(Items from an interface collection)
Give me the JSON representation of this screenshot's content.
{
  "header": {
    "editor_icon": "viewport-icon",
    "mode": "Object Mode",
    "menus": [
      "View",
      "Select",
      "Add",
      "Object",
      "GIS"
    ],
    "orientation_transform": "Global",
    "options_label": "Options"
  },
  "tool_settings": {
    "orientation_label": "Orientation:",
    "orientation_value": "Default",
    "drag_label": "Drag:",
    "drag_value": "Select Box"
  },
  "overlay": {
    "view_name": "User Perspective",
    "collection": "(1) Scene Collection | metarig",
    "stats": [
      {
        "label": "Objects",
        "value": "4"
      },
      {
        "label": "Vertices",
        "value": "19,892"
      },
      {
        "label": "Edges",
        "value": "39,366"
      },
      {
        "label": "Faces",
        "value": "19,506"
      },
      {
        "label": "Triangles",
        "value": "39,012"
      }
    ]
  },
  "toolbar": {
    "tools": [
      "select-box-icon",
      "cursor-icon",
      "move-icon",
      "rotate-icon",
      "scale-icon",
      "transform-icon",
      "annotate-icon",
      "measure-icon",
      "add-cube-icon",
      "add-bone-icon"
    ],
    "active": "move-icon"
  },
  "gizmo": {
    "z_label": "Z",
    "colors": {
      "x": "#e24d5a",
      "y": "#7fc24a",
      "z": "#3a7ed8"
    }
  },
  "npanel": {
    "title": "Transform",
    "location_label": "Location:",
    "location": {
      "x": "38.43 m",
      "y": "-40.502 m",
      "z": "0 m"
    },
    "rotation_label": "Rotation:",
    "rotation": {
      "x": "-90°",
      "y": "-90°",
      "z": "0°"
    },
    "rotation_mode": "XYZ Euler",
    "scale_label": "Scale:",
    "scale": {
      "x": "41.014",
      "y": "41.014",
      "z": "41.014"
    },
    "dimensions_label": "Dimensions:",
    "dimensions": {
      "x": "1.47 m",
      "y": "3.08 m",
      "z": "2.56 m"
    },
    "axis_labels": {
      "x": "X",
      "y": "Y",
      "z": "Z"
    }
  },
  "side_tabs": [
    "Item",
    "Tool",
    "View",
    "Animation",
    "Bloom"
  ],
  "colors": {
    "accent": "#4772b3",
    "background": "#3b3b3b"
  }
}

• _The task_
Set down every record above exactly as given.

• _Your solution_
Give me the JSON representation of this screenshot's content.
{
  "header": {
    "editor_icon": "viewport-icon",
    "mode": "Object Mode",
    "menus": [
      "View",
      "Select",
      "Add",
      "Object",
      "GIS"
    ],
    "orientation_transform": "Global",
    "options_label": "Options"
  },
  "tool_settings": {
    "orientation_label": "Orientation:",
    "orientation_value": "Default",
    "drag_label": "Drag:",
    "drag_value": "Select Box"
  },
  "overlay": {
    "view_name": "User Perspective",
    "collection": "(1) Scene Collection | metarig",
    "stats": [
      {
        "label": "Objects",
        "value": "4"
      },
      {
        "label": "Vertices",
        "value": "19,892"
      },
      {
        "label": "Edges",
        "value": "39,366"
      },
      {
        "label": "Faces",
        "value": "19,506"
      },
      {
        "label": "Triangles",
        "value": "39,012"
      }
    ]
  },
  "toolbar": {
    "tools": [
      "select-box-icon",
      "cursor-icon",
      "move-icon",
      "rotate-icon",
      "scale-icon",
      "transform-icon",
      "annotate-icon",
      "measure-icon",
      "add-cube-icon",
      "add-bone-icon"
    ],
    "active": "move-icon"
  },
  "gizmo": {
    "z_label": "Z",
    "colors": {
      "x": "#e24d5a",
      "y": "#7fc24a",
      "z": "#3a7ed8"
    }
  },
  "npanel": {
    "title": "Transform",
    "location_label": "Location:",
    "location": {
      "x": "38.43 m",
      "y": "-40.502 m",
      "z": "0 m"
    },
    "rotation_label": "Rotation:",
    "rotation": {
      "x": "-90°",
      "y": "-90°",
      "z": "0°"
    },
    "rotation_mode": "XYZ Euler",
    "scale_label": "Scale:",
    "scale": {
      "x": "41.014",
      "y": "41.014",
      "z": "41.014"
    },
    "dimensions_label": "Dimensions:",
    "dimensions": {
      "x": "1.47 m",
      "y": "3.08 m",
      "z": "2.56 m"
    },
    "axis_labels": {
      "x": "X",
      "y": "Y",
      "z": "Z"
    }
  },
  "side_tabs": [
    "Item",
    "Tool",
    "View",
    "Animation",
    "Bloom"
  ],
  "colors": {
    "accent": "#4772b3",
    "background": "#3b3b3b"
  }
}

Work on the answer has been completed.